Reply Tue 10 Dec, 2002 09:10 am
I'm not suggesting invalidating the dictionary. But "Do be still!" is pretty awkward. You can say "Be still!" and get the same point across a lot more eloquently.

As for #2 - the lyssophobia argument - I think the real problem here is, that's not at all understood from the context. A simple sentence is one complete thought. A complex sentence can be more than one thought, but it needs to have a connector, either a semi-colon (Wink or a conjunction (and, but, or, nor, for). Do you see where I'm going with this? With no other information, the reader doesn't have a clue that the speaker is afraid of dogs or anything of the sort. You can't expect the reader to figure this out on his/her own. You need to help them along.
0 Replies
 
oristarA
 
  1  
Reply Tue 10 Dec, 2002 11:46 am
jespah wrote:
I'm not suggesting invalidating the dictionary. But "Do be still!" is pretty awkward. You can say "Be still!" and get the same point across a lot more eloquently.

As for #2 - the lyssophobia argument - I think the real problem here is, that's not at all understood from the context. A simple sentence is one complete thought. A complex sentence can be more than one thought, but it needs to have a connector, either a semi-colon (Wink or a conjunction (and, but, or, nor, for). Do you see where I'm going with this? With no other information, the reader doesn't have a clue that the speaker is afraid of dogs or anything of the sort.

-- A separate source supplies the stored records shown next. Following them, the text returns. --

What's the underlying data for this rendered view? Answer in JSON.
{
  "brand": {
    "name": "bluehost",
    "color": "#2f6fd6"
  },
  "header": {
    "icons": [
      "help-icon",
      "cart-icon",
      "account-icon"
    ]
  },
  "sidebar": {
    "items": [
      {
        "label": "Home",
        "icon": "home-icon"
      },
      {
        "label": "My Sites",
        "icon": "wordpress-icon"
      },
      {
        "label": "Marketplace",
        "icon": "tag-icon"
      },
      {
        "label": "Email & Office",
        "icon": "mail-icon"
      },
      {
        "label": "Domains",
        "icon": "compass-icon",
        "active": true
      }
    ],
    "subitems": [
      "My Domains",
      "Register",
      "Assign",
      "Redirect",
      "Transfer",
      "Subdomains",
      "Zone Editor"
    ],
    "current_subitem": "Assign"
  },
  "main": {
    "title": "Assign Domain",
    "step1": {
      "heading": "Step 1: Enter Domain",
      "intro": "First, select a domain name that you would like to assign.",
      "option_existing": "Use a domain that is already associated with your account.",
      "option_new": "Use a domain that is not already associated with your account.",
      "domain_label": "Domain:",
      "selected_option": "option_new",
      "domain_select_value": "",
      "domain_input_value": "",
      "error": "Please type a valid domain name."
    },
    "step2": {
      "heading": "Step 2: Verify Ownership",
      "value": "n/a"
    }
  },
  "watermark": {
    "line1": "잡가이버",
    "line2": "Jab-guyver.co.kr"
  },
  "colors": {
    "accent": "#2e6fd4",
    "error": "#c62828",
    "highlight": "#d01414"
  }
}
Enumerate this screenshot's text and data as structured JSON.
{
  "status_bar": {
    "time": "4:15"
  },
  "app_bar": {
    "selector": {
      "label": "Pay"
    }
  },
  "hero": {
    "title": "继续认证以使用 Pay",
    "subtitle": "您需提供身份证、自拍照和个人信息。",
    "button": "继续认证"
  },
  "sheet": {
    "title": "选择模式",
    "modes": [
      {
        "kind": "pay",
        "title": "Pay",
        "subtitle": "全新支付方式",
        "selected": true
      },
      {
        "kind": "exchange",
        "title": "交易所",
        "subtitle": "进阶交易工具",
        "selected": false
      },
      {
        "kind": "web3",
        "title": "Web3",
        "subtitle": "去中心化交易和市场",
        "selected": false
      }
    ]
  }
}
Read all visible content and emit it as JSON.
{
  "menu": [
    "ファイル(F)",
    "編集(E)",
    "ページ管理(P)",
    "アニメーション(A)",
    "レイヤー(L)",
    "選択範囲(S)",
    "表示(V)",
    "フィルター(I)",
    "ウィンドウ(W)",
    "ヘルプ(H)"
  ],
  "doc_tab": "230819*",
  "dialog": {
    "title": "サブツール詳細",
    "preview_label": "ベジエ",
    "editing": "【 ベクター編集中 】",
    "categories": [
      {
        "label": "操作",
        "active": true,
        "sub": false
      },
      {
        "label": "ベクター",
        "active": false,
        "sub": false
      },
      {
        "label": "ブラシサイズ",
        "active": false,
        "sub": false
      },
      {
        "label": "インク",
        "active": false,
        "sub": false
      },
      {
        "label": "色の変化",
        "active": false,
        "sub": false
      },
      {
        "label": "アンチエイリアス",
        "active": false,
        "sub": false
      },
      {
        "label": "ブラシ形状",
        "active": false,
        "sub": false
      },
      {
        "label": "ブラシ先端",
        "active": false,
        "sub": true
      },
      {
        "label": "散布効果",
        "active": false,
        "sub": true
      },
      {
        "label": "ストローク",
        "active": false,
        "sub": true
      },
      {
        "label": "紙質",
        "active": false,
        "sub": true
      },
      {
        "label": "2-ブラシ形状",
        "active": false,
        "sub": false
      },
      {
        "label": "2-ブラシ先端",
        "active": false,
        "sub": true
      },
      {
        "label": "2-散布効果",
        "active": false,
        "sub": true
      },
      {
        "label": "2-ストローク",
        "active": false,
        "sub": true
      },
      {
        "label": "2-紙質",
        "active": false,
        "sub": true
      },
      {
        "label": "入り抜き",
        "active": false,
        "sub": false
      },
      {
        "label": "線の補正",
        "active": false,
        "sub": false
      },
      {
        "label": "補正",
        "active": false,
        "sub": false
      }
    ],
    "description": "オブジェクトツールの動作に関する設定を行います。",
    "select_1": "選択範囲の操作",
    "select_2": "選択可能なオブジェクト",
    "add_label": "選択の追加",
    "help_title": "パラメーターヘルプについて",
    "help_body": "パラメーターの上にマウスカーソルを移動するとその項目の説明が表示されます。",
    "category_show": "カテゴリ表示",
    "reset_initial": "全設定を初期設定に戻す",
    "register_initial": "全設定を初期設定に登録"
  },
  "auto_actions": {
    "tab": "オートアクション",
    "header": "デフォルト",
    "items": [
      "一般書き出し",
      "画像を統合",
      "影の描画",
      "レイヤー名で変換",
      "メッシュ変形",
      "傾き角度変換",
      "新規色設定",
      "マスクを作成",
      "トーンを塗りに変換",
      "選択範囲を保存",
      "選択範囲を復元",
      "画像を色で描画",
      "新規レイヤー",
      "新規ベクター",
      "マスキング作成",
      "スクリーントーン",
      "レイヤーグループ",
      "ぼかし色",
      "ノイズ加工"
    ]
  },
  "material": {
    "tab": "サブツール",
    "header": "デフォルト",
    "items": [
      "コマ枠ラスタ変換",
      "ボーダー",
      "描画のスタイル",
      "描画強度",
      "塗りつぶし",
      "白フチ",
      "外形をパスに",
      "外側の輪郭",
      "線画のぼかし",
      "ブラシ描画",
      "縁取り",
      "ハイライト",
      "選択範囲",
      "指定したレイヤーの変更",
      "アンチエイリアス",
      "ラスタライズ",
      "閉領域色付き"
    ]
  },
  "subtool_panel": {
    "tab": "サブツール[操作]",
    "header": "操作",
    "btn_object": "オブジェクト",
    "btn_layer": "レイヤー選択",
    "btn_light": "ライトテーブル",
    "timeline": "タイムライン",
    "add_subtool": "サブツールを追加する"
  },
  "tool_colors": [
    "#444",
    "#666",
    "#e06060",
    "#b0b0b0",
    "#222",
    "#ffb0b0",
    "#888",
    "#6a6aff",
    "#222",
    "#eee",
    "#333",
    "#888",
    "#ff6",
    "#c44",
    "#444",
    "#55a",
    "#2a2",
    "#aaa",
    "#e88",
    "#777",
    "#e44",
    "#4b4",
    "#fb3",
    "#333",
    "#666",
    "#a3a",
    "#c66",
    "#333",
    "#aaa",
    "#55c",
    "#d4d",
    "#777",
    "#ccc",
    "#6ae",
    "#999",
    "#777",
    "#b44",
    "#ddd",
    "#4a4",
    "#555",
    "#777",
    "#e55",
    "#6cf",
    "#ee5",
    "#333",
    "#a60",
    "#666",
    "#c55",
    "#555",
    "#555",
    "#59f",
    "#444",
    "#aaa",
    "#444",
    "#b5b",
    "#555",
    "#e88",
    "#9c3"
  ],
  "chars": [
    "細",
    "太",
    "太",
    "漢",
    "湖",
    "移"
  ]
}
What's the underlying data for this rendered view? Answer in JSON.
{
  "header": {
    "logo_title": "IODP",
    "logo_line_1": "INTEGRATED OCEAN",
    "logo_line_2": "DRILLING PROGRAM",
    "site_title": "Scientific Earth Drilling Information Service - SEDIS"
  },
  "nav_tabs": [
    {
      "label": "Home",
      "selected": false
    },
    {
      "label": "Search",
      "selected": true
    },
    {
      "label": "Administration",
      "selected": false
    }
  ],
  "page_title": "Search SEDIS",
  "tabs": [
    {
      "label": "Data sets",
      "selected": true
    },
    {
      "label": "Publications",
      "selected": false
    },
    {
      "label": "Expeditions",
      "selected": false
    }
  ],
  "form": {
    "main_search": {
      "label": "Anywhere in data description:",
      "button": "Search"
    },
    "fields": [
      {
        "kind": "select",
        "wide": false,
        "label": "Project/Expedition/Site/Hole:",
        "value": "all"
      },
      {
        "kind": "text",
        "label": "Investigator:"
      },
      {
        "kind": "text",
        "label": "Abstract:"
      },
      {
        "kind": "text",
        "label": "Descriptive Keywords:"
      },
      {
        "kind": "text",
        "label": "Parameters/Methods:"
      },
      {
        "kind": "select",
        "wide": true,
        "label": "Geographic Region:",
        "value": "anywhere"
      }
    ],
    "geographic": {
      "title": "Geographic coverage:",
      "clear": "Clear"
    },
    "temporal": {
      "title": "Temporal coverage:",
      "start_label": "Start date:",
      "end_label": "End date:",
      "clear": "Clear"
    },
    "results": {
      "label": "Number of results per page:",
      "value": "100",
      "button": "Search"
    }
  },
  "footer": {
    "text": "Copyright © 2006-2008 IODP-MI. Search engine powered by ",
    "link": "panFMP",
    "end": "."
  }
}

You can't expect the reader to figure this out on his/her own. You need to help them along.


(1) Sorry, I don't think an example from an authoritative dictionary is awkward. The sentence "Do be still!" is such an example from AHD. In my book, both "Do be still!" and "Be still!" are fine.
(2) Is the #2 "I'm afraid it is really a good dog!" simple enough? Why does the speaker reply so? Because the premise/context is that someone says "I really hate your dog!" to the speaker.Is this context clear enough?
Doubtlessly, all are simple and clear.
If you isolate absolutely the #2, the question would become "With no other information". But this isolation is possible? In fact, the reader has read the #1 when he begins to read the #2! Naturally, the reader would know what the #2 is talking about.
0 Replies
 
 

Related Topics

deal - Question by WBYeats
Drs. = female doctor? - Question by oristarA
Let pupils abandon spelling rules, says academic - Discussion by Robert Gentel
Please, I need help. - Question by imsak
Is this sentence grammatically correct? - Question by Sydney-Strock
"come from" - Question by mcook
 
  1. Forums
  2. » These sentences acceptable?
Copyright © 2019 MadLab, LLC :: Terms of Service :: Privacy Policy :: Page generated in 0.05 seconds on 10/16/2019 at 10:39:39